One-third of all IoT
There is currently a hype around cellular IoT, especially with the new opportunities that 5G will bring. And it is not without cause; 5G will bring new real-time critical communication opportunities in industries such as automotive and remote surgery.
But a lesser-known fact is that around 70% of all IoT devices are connected through short-range technologies such as Bluetooth, Wi-Fi, Zigbee, and Z-wave. And at least one-third of all IoT devices connect through Wi-Fi.
Wi-Fi in the 5G era – White Paper
This is an excerpt from our white paper Wi-Fi in the 5G Era – Strategy Guide for Operators. The full white paper is available here if you like what you read. Don’t hesitate to contact us if you have any questions.
The Challenges of
Connecting Billions of Wi-Fi IoT Devices
The opportunity for operators to deliver connectivity services for IoT devices has long been touted as one of the most important growth segments in telecom. And the number of wireless IoT devices in need of connectivity is indeed growing at an impressive rate. As shown in the figure, IoT Analytics forecasts growth of the installed base from 10.0 billion in 2019 to 30.9 billion in 2025. Ericsson’s slightly more conservative estimate predicts growth from 12.6 billion units in 2020 to a whopping 26.9 billion in 2026.
But here is a perhaps lesser-known fact: By far the largest proportion of IoT devices – approximately 7.5 billion out of a total of 11.7 billion units as of 2020, to be exact, see the figure above – are short-range, non-cellular devices. And as mentioned, according to IoT Analytics, Wi-Fi-based IoT devices represent a third of all IoT devices in 2020 and are one of the fastest-growing tech product segments.
The number of Wi-Fi-based IoT devices is expected to increase to more than 7 billion by 2025. This number, of course, includes devices for the smart home, devices operated by businesses, and even machinery and automation-type devices for industrial applications.
Connecting billions of IoT devices with secure and reliable carrier-grade Wi-Fi services is clearly a big business opportunity. But it is also a significant challenge for any service provider because the IoT device market is notoriously fragmented and dominated by proprietary solutions.
Onboarding Must Be As Seamless and Secure As Cellular IoT
The secure and automatic onboarding of masses of IoT Wi-Fi devices – many of which are ‘headless’ without a user interface – has proven less than easy.

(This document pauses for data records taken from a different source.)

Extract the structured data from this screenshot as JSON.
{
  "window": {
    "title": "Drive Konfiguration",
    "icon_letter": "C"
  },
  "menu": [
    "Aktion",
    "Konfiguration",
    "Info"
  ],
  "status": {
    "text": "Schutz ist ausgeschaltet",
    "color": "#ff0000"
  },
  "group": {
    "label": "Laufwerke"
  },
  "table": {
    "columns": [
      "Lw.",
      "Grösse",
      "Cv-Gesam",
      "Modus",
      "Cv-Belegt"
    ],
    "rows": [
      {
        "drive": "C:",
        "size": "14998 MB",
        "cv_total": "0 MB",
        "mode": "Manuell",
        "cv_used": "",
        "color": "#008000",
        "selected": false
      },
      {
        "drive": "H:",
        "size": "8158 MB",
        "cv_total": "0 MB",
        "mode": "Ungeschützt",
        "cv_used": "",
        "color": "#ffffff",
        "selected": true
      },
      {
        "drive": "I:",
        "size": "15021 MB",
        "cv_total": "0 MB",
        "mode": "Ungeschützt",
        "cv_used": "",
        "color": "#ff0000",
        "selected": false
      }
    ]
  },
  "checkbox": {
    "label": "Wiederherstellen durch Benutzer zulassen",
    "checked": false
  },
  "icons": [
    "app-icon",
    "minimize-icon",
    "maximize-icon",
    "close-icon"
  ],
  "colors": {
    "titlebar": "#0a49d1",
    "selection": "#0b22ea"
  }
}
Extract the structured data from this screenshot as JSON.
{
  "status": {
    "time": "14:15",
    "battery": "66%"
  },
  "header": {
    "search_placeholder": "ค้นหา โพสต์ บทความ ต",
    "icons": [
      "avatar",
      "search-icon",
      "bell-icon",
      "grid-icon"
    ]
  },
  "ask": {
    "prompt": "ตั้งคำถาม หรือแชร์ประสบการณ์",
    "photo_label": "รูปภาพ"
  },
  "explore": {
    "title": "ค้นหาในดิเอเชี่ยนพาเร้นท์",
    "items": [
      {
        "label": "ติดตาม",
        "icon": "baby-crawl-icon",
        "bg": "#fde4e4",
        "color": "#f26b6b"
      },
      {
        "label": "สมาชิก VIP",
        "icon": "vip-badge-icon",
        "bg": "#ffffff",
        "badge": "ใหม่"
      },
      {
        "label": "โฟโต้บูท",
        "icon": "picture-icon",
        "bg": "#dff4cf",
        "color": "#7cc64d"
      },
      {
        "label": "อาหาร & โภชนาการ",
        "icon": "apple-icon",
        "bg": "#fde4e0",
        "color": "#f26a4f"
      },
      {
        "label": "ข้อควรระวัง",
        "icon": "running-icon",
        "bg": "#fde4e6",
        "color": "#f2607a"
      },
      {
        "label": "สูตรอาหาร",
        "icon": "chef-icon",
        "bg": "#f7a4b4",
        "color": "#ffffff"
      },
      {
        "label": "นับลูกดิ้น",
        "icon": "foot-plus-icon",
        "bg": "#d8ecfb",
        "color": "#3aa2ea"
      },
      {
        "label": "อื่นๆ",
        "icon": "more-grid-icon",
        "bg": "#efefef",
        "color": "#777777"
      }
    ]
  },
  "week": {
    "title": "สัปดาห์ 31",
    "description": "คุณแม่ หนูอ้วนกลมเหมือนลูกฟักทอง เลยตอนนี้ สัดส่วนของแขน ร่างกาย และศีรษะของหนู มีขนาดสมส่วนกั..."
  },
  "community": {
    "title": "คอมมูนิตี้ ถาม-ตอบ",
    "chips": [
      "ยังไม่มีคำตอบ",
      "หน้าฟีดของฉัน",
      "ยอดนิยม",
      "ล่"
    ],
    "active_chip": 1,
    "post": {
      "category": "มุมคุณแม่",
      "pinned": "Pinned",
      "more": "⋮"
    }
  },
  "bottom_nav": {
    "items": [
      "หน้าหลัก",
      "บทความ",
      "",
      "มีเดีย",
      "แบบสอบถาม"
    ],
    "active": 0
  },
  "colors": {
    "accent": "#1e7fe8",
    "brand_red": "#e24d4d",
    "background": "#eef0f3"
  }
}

Thankfully there are new initiatives that allow service providers to achieve effective automatic onboarding. Enea’s Zero-Touch Wi-Fi IoT Connectivity concepts use certificates (x.509) that already exist in devices to auto-connect Wi-Fi IoT devices to Wi-Fi right out of the box. We have partnered with Amazon Web Services (AWS) IoT Core to deliver an end-to-end, massively scalable Wi-Fi IoT onboarding proof of concept.

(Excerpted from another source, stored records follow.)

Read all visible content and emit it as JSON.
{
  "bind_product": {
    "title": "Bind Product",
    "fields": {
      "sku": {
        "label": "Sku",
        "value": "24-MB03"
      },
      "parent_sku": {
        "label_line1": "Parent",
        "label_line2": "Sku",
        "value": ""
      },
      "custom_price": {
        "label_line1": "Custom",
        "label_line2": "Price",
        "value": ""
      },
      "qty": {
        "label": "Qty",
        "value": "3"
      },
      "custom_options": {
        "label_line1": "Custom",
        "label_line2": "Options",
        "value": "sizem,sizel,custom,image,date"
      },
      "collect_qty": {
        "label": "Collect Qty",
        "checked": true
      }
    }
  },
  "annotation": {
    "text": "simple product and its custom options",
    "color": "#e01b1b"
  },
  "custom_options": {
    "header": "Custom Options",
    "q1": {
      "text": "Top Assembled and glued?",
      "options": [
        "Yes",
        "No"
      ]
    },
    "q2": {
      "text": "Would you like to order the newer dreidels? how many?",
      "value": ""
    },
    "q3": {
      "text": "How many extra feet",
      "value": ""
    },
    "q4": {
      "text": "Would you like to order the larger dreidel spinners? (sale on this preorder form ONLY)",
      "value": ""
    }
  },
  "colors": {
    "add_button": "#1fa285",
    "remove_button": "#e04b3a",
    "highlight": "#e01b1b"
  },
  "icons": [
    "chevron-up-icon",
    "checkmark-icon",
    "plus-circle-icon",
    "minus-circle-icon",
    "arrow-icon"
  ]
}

There is only one important puzzle piece missing for a mass market. The device must from factory try to connect to a “ZeroTouch” Hotspot 2.0 service or legacy ZeroTouch SSID.

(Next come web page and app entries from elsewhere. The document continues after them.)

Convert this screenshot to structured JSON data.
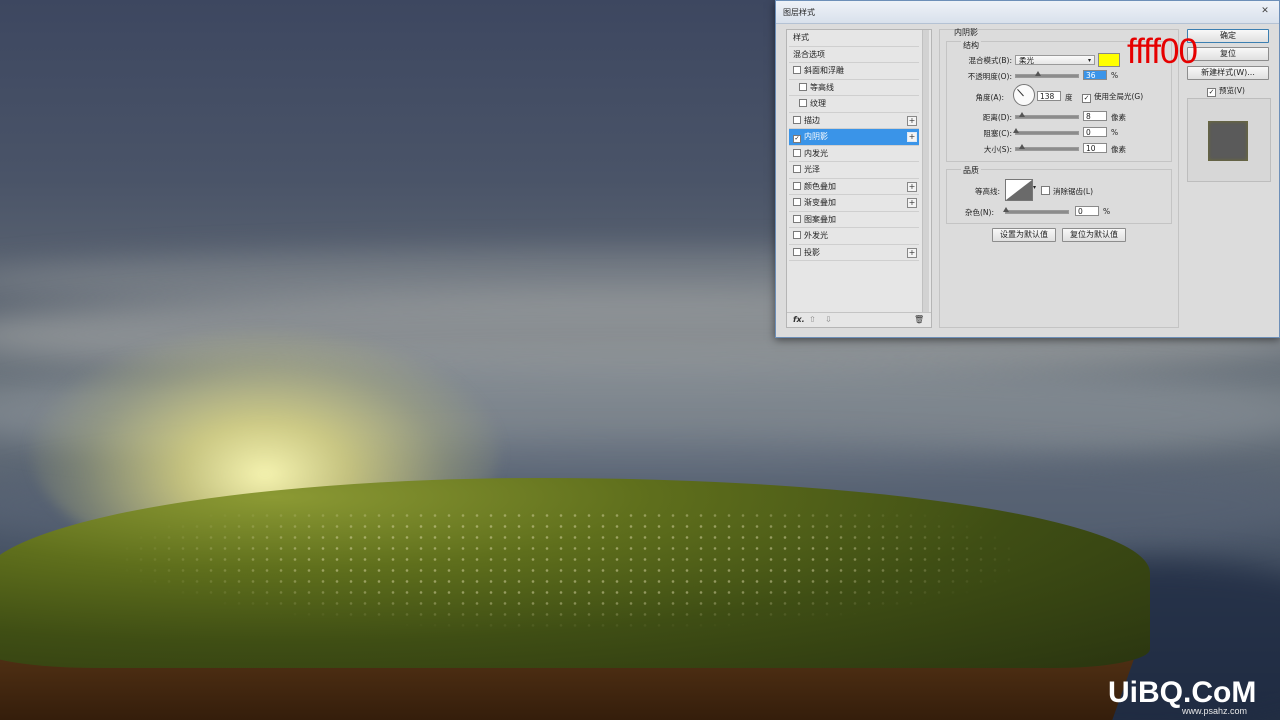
{
  "dialog": {
    "title": "图层样式",
    "close": "✕",
    "style_list": [
      {
        "label": "样式",
        "checkbox": false,
        "sub": false,
        "plus": false,
        "selected": false,
        "checked": false
      },
      {
        "label": "混合选项",
        "checkbox": false,
        "sub": false,
        "plus": false,
        "selected": false,
        "checked": false
      },
      {
        "label": "斜面和浮雕",
        "checkbox": true,
        "sub": false,
        "plus": false,
        "selected": false,
        "checked": false
      },
      {
        "label": "等高线",
        "checkbox": true,
        "sub": true,
        "plus": false,
        "selected": false,
        "checked": false
      },
      {
        "label": "纹理",
        "checkbox": true,
        "sub": true,
        "plus": false,
        "selected": false,
        "checked": false
      },
      {
        "label": "描边",
        "checkbox": true,
        "sub": false,
        "plus": true,
        "selected": false,
        "checked": false
      },
      {
        "label": "内阴影",
        "checkbox": true,
        "sub": false,
        "plus": true,
        "selected": true,
        "checked": true
      },
      {
        "label": "内发光",
        "checkbox": true,
        "sub": false,
        "plus": false,
        "selected": false,
        "checked": false
      },
      {
        "label": "光泽",
        "checkbox": true,
        "sub": false,
        "plus": false,
        "selected": false,
        "checked": false
      },
      {
        "label": "颜色叠加",
        "checkbox": true,
        "sub": false,
        "plus": true,
        "selected": false,
        "checked": false
      },
      {
        "label": "渐变叠加",
        "checkbox": true,
        "sub": false,
        "plus": true,
        "selected": false,
        "checked": false
      },
      {
        "label": "图案叠加",
        "checkbox": true,
        "sub": false,
        "plus": false,
        "selected": false,
        "checked": false
      },
      {
        "label": "外发光",
        "checkbox": true,
        "sub": false,
        "plus": false,
        "selected": false,
        "checked": false
      },
      {
        "label": "投影",
        "checkbox": true,
        "sub": false,
        "plus": true,
        "selected": false,
        "checked": false
      }
    ],
    "footer": {
      "fx": "fx.",
      "up": "⇧",
      "down": "⇩",
      "trash": "🗑"
    },
    "inner_shadow": {
      "title": "内阴影",
      "structure_title": "结构",
      "blend_mode_label": "混合模式(B):",
      "blend_mode_value": "柔光",
      "color": "#ffff00",
      "opacity_label": "不透明度(O):",
      "opacity_value": "36",
      "opacity_level": 0.36,
      "percent": "%",
      "angle_label": "角度(A):",
      "angle_value": "138",
      "angle_unit": "度",
      "global_light_label": "使用全局光(G)",
      "global_light_checked": true,
      "distance_label": "距离(D):",
      "distance_value": "8",
      "pixel_unit": "像素",
      "choke_label": "阻塞(C):",
      "choke_value": "0",
      "size_label": "大小(S):",
      "size_value": "10",
      "quality_title": "品质",
      "contour_label": "等高线:",
      "anti_alias_label": "消除锯齿(L)",
      "noise_label": "杂色(N):",
      "noise_value": "0",
      "set_default": "设置为默认值",
      "reset_default": "复位为默认值"
    },
    "buttons": {
      "ok": "确定",
      "reset": "复位",
      "new_style": "新建样式(W)...",
      "preview": "预览(V)",
      "preview_checked": true
    }
  },
  "annotation": "ffff00",
  "watermark": {
    "main": "UiBQ.CoM",
    "sub": "www.psahz.com"
  }
}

The Zero-touch concept also lends itself well to the WBA OpenRoaming, described in a recent insights post. In this case, the OpenRoaming mechanisms could also be used for the Zero-touch concept. Different players could act as an ‘identity provider’ for IoT devices, allowing any enterprise, IoT solution provider, or operator to sign up for the service. The end result would be the onboarding and auto-connection of IoT devices not only within their own network but also within the extended coverage footprint enabled by the OpenRoaming federation.
Because we encourage the industry to participate in this initiative, we have chosen not to patent the Zero-Touch innovation. We believe that the time is now for operators to invest in massively scalable and standardized onboarding for Wi-Fi IoT.
What is clear, is that the seamless and secure onboarding of IoT Wi-Fi devices must be solved, one way or another.
Cellular and IoT
Unified IoT Connectivity Control
With the Enea Aptilo IoT Connectivity Control Service™ (IoT CCS), mobile operators get a hyperscale programmable layer for cellular IoT connectivity control, security, and automation. The IoT CCS service features next-generation firewalls from Fortinet so operators can offer managed security with individual settings for each IoT customer. Nothing technically stops us from adding support for other radio technologies, such as Wi-Fi, to the IoT CCS service. This would enable service providers to offer a unified IoT connectivity service with the same policy control and security level over both cellular and Wi-Fi. In this Wi-Fi Now article, our Jonas Björklund further elaborates on the vision of a unified connectivity control delivered from the Cloud.